This tiny, drab border town in Lebanon’s impoverished north has become one of two main hubs for an armed resistance campaign that is increasingly taking shape inside Syria; the other is in southern Turkey. With rugged hills and plunging valleys on both sides, the town has always been an ideal smuggling route for Lebanese and Syrians, supplying a vibrant black market. These same well-plied routes are now used to move men and women – many of them former soldiers who have regrouped in Wadi Khaled and travelled back home, in some cases with extra weapons sourced in Lebanon.

Arabi was reluctant to discuss weapons supply lines into Syria, although he said no states were involved. He was more comfortable talking about Syrian military infiltrations and the planting by the Assad regime of land mines in the past month, which have sharply raised the stakes on the mountain trails.

Under a light rain, Arabi stepped over a small wall and pulled a vegetable sack from the foliage. He dropped it on the cement with a little too much abandon given what was inside, before pulling out a large anti-tank mine. “I pulled it out of the ground last week,” he said. Fresh mud was still caked to the weapon, about the size of a dinner plate. “Don’t step on it if you’re heavy.

“There are hundreds along the border. But there are soldiers who have told us where the mines were planted and where it is still safe to travel.”

The veteran of 29 years in the Syrian military paints a picture of soldiers increasingly reluctant to stick to the official narrative of the uprising, which tells of an out-manoeuvred national army fighting armed extremists backed by Europe, the US and the Sunni Arab world. “In the officer corps, they know what is going on, but are too scared to do anything. There are many people inside the military who are better off for us there.”

Arabi, a native of Homs, where an armed fightback has been gathering steam since August, suggests the Free Syria Army’s strength is about 15,000 nationwide. “Many of those who have joined us have come with their weapons, or pointed us to places where weapons are being stored,” he said. If his estimate is correct, the force, though loosely organised and lacking a cohesive command and control structure, poses a potent and growing problem for the military.

Military leaders are likely to focus on the relative ease with which rebels such as Arabi and former colonel Riad al-Assad, who commands a separate force from southern Turkey, are able to slip across the border and help with decision making.

Arabi said he shuttled to Homs most weeks. And the former colonel’s men are known to use routes to Idlib in the north, where they claim to have established a haven.

For the Free Syria Army, however, a large obstacle stands in front of their ultimate goal – the fall of the Assad regime. The senior military leadership and the Syrian establishment remain entwined by members of the Alawite sect, to which the Assad clan belongs. There have been no known defections from any senior establishment position.
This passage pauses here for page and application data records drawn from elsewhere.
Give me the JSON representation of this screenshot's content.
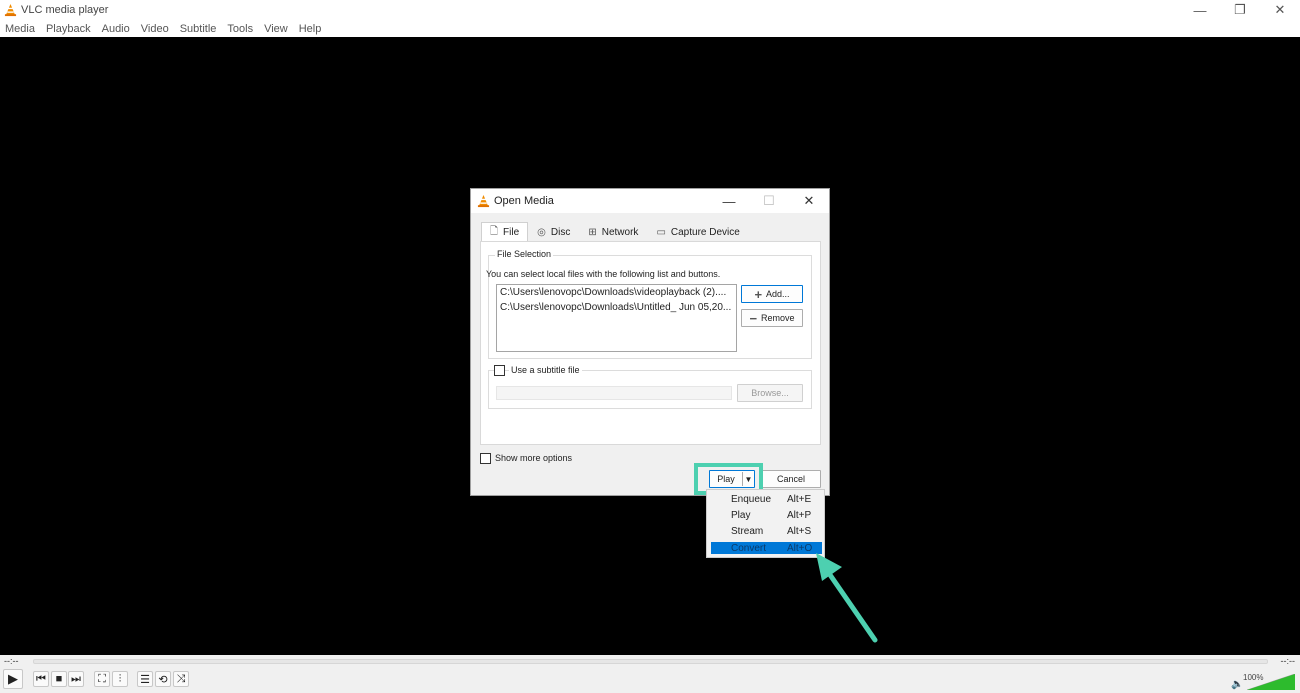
{
  "window": {
    "title": "VLC media player",
    "controls": {
      "minimize": "—",
      "restore": "❐",
      "close": "✕"
    }
  },
  "menu": [
    "Media",
    "Playback",
    "Audio",
    "Video",
    "Subtitle",
    "Tools",
    "View",
    "Help"
  ],
  "dialog": {
    "title": "Open Media",
    "tabs": [
      {
        "label": "File",
        "icon": "file-icon"
      },
      {
        "label": "Disc",
        "icon": "disc-icon"
      },
      {
        "label": "Network",
        "icon": "network-icon"
      },
      {
        "label": "Capture Device",
        "icon": "capture-device-icon"
      }
    ],
    "file_selection_label": "File Selection",
    "hint": "You can select local files with the following list and buttons.",
    "files": [
      "C:\\Users\\lenovopc\\Downloads\\videoplayback (2)....",
      "C:\\Users\\lenovopc\\Downloads\\Untitled_ Jun 05,20..."
    ],
    "add_label": "Add...",
    "remove_label": "Remove",
    "use_subtitle_label": "Use a subtitle file",
    "browse_label": "Browse...",
    "show_more_label": "Show more options",
    "play_label": "Play",
    "cancel_label": "Cancel"
  },
  "dropdown": [
    {
      "label": "Enqueue",
      "shortcut": "Alt+E"
    },
    {
      "label": "Play",
      "shortcut": "Alt+P"
    },
    {
      "label": "Stream",
      "shortcut": "Alt+S"
    },
    {
      "label": "Convert",
      "shortcut": "Alt+O"
    }
  ],
  "player": {
    "time_left": "--:--",
    "time_right": "--:--",
    "volume": "100%"
  },
  "colors": {
    "highlight": "#4dd0b0",
    "selection": "#0078d7",
    "volume": "#2dbb2d"
  }
}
In a sign of the enduring strength of key military units, the Fourth Division, controlled by Bashar al-Assad’s brother, Maher, moved into the National hospital in Homs on Wednesday, setting up what appeared to be a large command post.

However, Arabi believes momentum will soon swing fully in the guerrillas’ favour. “If we can get a UN resolution on a no-fly zone, this will all be over in 24 hours,” he said. “There are thousands who are too scared to move before they know it’s safe to do so.”
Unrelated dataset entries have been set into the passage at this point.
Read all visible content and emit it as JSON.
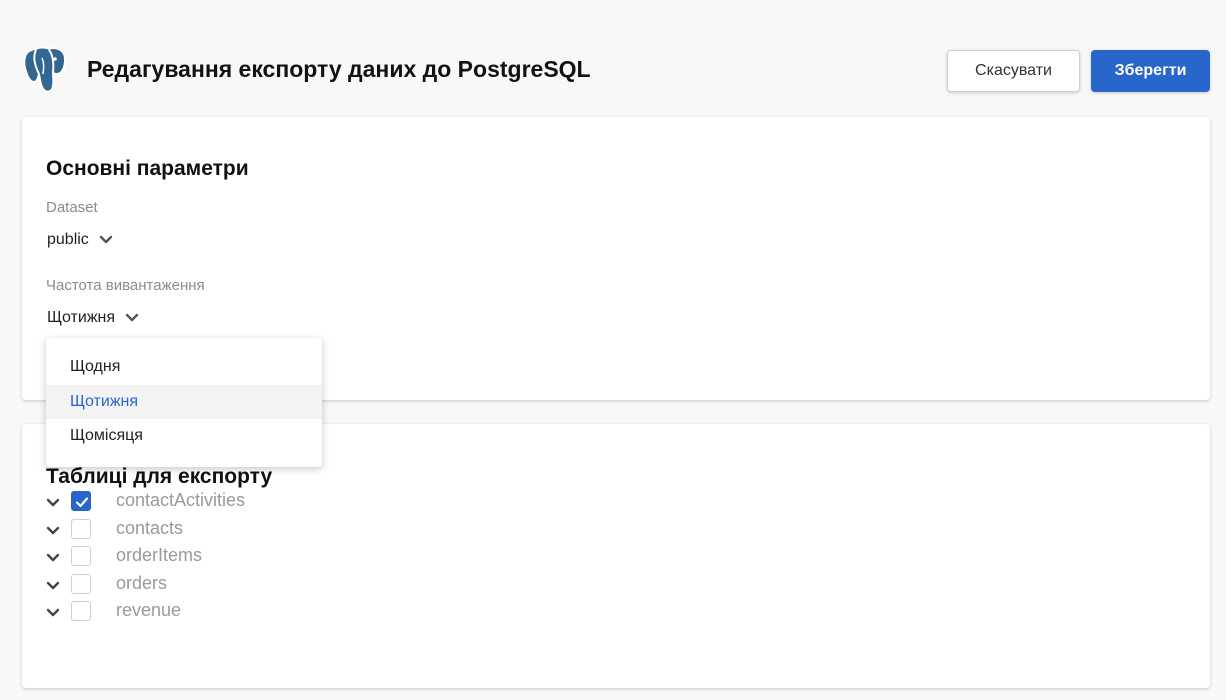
{
  "header": {
    "logo_icon": "postgresql-elephant-icon",
    "title": "Редагування експорту даних до PostgreSQL",
    "cancel_label": "Скасувати",
    "save_label": "Зберегти"
  },
  "main": {
    "section_title": "Основні параметри",
    "dataset": {
      "label": "Dataset",
      "value": "public"
    },
    "frequency": {
      "label": "Частота вивантаження",
      "value": "Щотижня",
      "options": [
        "Щодня",
        "Щотижня",
        "Щомісяця"
      ],
      "selected_index": 1
    }
  },
  "tables": {
    "section_title": "Таблиці для експорту",
    "rows": [
      {
        "name": "contactActivities",
        "checked": true
      },
      {
        "name": "contacts",
        "checked": false
      },
      {
        "name": "orderItems",
        "checked": false
      },
      {
        "name": "orders",
        "checked": false
      },
      {
        "name": "revenue",
        "checked": false
      }
    ]
  },
  "colors": {
    "accent": "#2866cc",
    "background": "#f8f8f8",
    "muted_text": "#9a9a9a"
  }
}
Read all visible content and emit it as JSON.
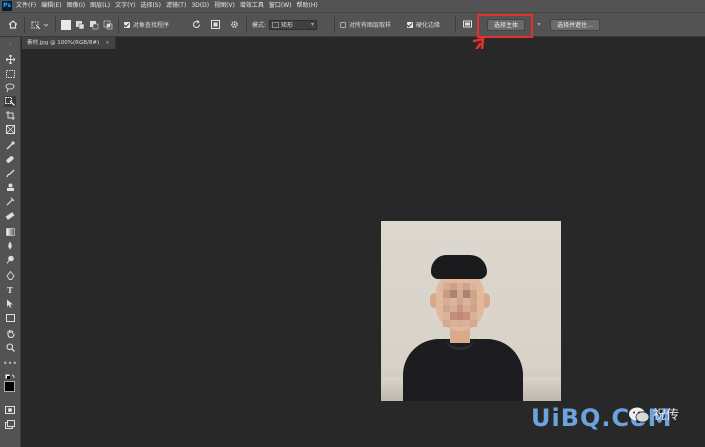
{
  "app": {
    "logo": "Ps",
    "menu": [
      "文件(F)",
      "编辑(E)",
      "图像(I)",
      "图层(L)",
      "文字(Y)",
      "选择(S)",
      "滤镜(T)",
      "3D(D)",
      "视图(V)",
      "增效工具",
      "窗口(W)",
      "帮助(H)"
    ]
  },
  "options": {
    "sample_all_layers_label": "对象查找程序",
    "mode_label": "模式:",
    "mode_value": "矩形",
    "all_layers_label": "对所有图层取样",
    "hard_edge_label": "硬化边缘",
    "select_subject_label": "选择主体",
    "select_and_mask_label": "选择并遮住..."
  },
  "document": {
    "tab_title": "素材.jpg @ 100%(RGB/8#)",
    "close_glyph": "×"
  },
  "watermark": {
    "brand": "UiBQ.CoM",
    "text": "祝传"
  },
  "colors": {
    "highlight": "#e0312b",
    "ui_bg": "#535353",
    "canvas_bg": "#282828",
    "watermark_blue": "#6ba4dd"
  }
}
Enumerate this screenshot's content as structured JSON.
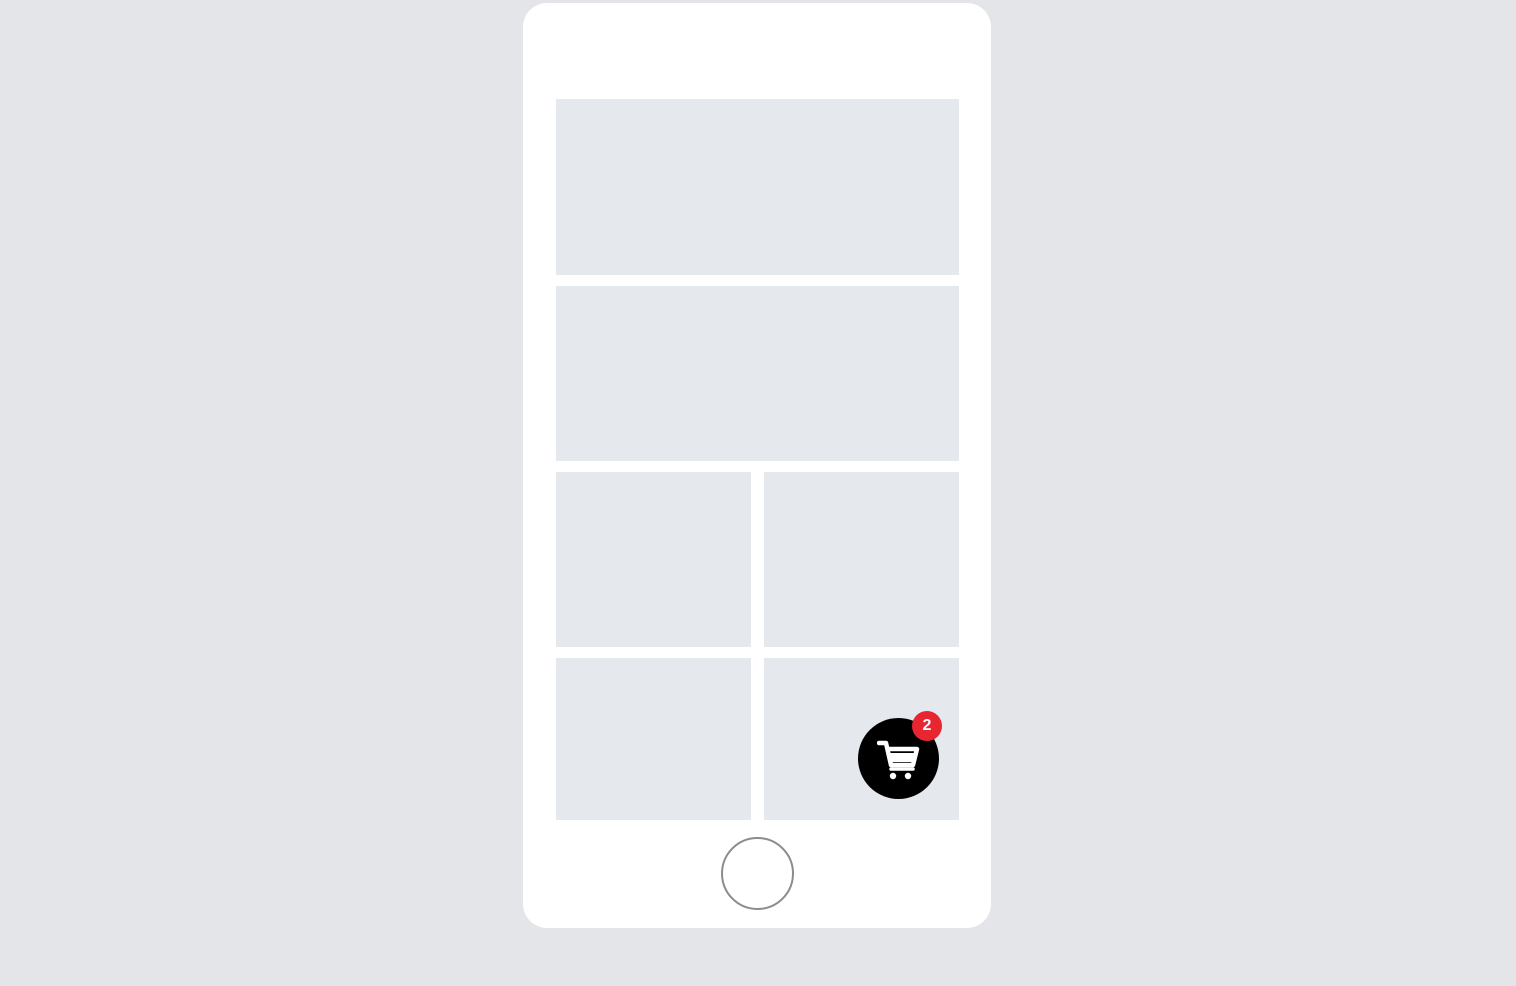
{
  "cart": {
    "badge_count": "2",
    "icon": "shopping-cart-icon",
    "badge_color": "#e8262f",
    "button_color": "#000000"
  },
  "colors": {
    "background": "#e3e5e9",
    "phone": "#ffffff",
    "placeholder_card": "#e5e9ed",
    "home_button_border": "#8c8c8c"
  }
}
Before leaving Wadi Khaled, Arabi joined us on a drive along rain-soaked ridge lines and valleys. A black-and-white scarf bound tight around his head to ward off the cold, he pointed across a muddy field, where he said a friend was killed in a recent battle as he tried to return to Homs. Under grey foreboding skies, it looked like the Yorkshire moors.

At a point down the valley he showed us a Syrian position tucked into a tree line. “I know all of their places,” he said. “We have to.”

With that, Arabi said he had a meeting to attend and bade us farewell. He said he never slept in Wadi Khaled, moving between nearby villages at night to evade Syrian spies or their Lebanese proxies. “When this is all over, we will meet for lunch in Homs.” (The Guardian, 17 novembre 2011).